> **Information supplied**

---

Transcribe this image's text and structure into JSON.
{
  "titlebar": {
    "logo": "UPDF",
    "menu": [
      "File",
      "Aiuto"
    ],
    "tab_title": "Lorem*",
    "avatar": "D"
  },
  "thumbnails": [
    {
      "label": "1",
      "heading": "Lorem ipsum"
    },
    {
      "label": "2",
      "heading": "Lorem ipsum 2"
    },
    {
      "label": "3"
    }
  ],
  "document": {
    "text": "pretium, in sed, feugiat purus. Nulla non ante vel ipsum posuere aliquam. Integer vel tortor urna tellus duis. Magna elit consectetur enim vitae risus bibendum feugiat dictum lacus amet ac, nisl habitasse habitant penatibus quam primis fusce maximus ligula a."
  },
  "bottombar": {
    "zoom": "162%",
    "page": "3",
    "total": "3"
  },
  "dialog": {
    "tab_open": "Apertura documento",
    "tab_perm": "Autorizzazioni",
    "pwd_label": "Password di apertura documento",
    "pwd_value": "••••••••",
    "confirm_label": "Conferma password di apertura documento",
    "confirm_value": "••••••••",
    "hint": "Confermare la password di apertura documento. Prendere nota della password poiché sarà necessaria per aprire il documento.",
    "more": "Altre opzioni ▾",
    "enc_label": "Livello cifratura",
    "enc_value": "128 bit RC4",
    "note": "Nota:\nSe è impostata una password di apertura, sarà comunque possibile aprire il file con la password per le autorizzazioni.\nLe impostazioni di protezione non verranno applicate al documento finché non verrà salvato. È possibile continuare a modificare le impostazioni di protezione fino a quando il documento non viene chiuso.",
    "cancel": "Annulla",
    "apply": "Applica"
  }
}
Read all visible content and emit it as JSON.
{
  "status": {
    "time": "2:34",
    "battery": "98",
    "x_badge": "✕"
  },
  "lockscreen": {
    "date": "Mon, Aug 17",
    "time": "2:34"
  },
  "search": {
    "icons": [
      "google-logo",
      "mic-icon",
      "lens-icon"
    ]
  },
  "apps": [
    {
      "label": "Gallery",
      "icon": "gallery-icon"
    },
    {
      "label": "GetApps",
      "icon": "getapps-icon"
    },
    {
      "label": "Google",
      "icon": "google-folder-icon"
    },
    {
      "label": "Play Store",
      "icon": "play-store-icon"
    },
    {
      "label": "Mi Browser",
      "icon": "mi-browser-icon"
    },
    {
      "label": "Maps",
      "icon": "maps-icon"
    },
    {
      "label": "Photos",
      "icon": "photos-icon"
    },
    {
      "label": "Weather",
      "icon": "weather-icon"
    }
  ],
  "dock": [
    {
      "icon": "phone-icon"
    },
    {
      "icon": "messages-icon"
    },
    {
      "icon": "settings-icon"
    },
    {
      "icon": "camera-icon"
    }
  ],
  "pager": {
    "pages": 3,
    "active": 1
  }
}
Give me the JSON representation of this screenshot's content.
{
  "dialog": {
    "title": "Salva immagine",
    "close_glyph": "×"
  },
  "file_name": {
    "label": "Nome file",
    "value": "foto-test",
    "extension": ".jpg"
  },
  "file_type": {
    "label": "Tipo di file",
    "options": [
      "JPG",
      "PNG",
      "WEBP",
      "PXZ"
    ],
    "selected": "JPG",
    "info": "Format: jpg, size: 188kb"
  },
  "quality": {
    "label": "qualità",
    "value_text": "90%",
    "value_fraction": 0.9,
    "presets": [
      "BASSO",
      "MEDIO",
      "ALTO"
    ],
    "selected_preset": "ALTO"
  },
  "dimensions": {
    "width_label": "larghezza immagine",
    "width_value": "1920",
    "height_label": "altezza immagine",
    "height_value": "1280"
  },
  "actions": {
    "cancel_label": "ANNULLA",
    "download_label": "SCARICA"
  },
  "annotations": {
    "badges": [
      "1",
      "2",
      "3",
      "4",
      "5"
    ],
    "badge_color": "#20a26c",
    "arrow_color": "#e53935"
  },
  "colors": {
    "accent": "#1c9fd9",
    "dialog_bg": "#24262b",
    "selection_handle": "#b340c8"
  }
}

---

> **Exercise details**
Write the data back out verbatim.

> **Response box**
Transcribe this image's text and structure into JSON.
{
  "titlebar": {
    "logo": "UPDF",
    "menu": [
      "File",
      "Aiuto"
    ],
    "tab_title": "Lorem*",
    "avatar": "D"
  },
  "thumbnails": [
    {
      "label": "1",
      "heading": "Lorem ipsum"
    },
    {
      "label": "2",
      "heading": "Lorem ipsum 2"
    },
    {
      "label": "3"
    }
  ],
  "document": {
    "text": "pretium, in sed, feugiat purus. Nulla non ante vel ipsum posuere aliquam. Integer vel tortor urna tellus duis. Magna elit consectetur enim vitae risus bibendum feugiat dictum lacus amet ac, nisl habitasse habitant penatibus quam primis fusce maximus ligula a."
  },
  "bottombar": {
    "zoom": "162%",
    "page": "3",
    "total": "3"
  },
  "dialog": {
    "tab_open": "Apertura documento",
    "tab_perm": "Autorizzazioni",
    "pwd_label": "Password di apertura documento",
    "pwd_value": "••••••••",
    "confirm_label": "Conferma password di apertura documento",
    "confirm_value": "••••••••",
    "hint": "Confermare la password di apertura documento. Prendere nota della password poiché sarà necessaria per aprire il documento.",
    "more": "Altre opzioni ▾",
    "enc_label": "Livello cifratura",
    "enc_value": "128 bit RC4",
    "note": "Nota:\nSe è impostata una password di apertura, sarà comunque possibile aprire il file con la password per le autorizzazioni.\nLe impostazioni di protezione non verranno applicate al documento finché non verrà salvato. È possibile continuare a modificare le impostazioni di protezione fino a quando il documento non viene chiuso.",
    "cancel": "Annulla",
    "apply": "Applica"
  }
}
Read all visible content and emit it as JSON.
{
  "status": {
    "time": "2:34",
    "battery": "98",
    "x_badge": "✕"
  },
  "lockscreen": {
    "date": "Mon, Aug 17",
    "time": "2:34"
  },
  "search": {
    "icons": [
      "google-logo",
      "mic-icon",
      "lens-icon"
    ]
  },
  "apps": [
    {
      "label": "Gallery",
      "icon": "gallery-icon"
    },
    {
      "label": "GetApps",
      "icon": "getapps-icon"
    },
    {
      "label": "Google",
      "icon": "google-folder-icon"
    },
    {
      "label": "Play Store",
      "icon": "play-store-icon"
    },
    {
      "label": "Mi Browser",
      "icon": "mi-browser-icon"
    },
    {
      "label": "Maps",
      "icon": "maps-icon"
    },
    {
      "label": "Photos",
      "icon": "photos-icon"
    },
    {
      "label": "Weather",
      "icon": "weather-icon"
    }
  ],
  "dock": [
    {
      "icon": "phone-icon"
    },
    {
      "icon": "messages-icon"
    },
    {
      "icon": "settings-icon"
    },
    {
      "icon": "camera-icon"
    }
  ],
  "pager": {
    "pages": 3,
    "active": 1
  }
}
Give me the JSON representation of this screenshot's content.
{
  "dialog": {
    "title": "Salva immagine",
    "close_glyph": "×"
  },
  "file_name": {
    "label": "Nome file",
    "value": "foto-test",
    "extension": ".jpg"
  },
  "file_type": {
    "label": "Tipo di file",
    "options": [
      "JPG",
      "PNG",
      "WEBP",
      "PXZ"
    ],
    "selected": "JPG",
    "info": "Format: jpg, size: 188kb"
  },
  "quality": {
    "label": "qualità",
    "value_text": "90%",
    "value_fraction": 0.9,
    "presets": [
      "BASSO",
      "MEDIO",
      "ALTO"
    ],
    "selected_preset": "ALTO"
  },
  "dimensions": {
    "width_label": "larghezza immagine",
    "width_value": "1920",
    "height_label": "altezza immagine",
    "height_value": "1280"
  },
  "actions": {
    "cancel_label": "ANNULLA",
    "download_label": "SCARICA"
  },
  "annotations": {
    "badges": [
      "1",
      "2",
      "3",
      "4",
      "5"
    ],
    "badge_color": "#20a26c",
    "arrow_color": "#e53935"
  },
  "colors": {
    "accent": "#1c9fd9",
    "dialog_bg": "#24262b",
    "selection_handle": "#b340c8"
  }
}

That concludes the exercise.